──────── EXCERPTED DATA

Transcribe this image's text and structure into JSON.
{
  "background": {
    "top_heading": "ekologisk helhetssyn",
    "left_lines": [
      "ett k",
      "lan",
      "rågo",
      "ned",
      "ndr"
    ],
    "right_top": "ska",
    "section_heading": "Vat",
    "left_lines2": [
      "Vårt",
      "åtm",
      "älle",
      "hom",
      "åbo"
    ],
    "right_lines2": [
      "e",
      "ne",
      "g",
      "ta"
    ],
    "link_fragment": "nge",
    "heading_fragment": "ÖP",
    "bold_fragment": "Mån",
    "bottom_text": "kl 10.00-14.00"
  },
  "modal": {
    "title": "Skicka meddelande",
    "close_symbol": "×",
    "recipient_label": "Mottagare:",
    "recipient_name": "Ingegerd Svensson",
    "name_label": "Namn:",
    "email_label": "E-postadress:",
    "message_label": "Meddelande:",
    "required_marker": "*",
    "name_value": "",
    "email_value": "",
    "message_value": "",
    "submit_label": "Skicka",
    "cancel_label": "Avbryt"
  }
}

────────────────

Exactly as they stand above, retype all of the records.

Transcribe this image's text and structure into JSON.
{
  "background": {
    "top_heading": "ekologisk helhetssyn",
    "left_lines": [
      "ett k",
      "lan",
      "rågo",
      "ned",
      "ndr"
    ],
    "right_top": "ska",
    "section_heading": "Vat",
    "left_lines2": [
      "Vårt",
      "åtm",
      "älle",
      "hom",
      "åbo"
    ],
    "right_lines2": [
      "e",
      "ne",
      "g",
      "ta"
    ],
    "link_fragment": "nge",
    "heading_fragment": "ÖP",
    "bold_fragment": "Mån",
    "bottom_text": "kl 10.00-14.00"
  },
  "modal": {
    "title": "Skicka meddelande",
    "close_symbol": "×",
    "recipient_label": "Mottagare:",
    "recipient_name": "Ingegerd Svensson",
    "name_label": "Namn:",
    "email_label": "E-postadress:",
    "message_label": "Meddelande:",
    "required_marker": "*",
    "name_value": "",
    "email_value": "",
    "message_value": "",
    "submit_label": "Skicka",
    "cancel_label": "Avbryt"
  }
}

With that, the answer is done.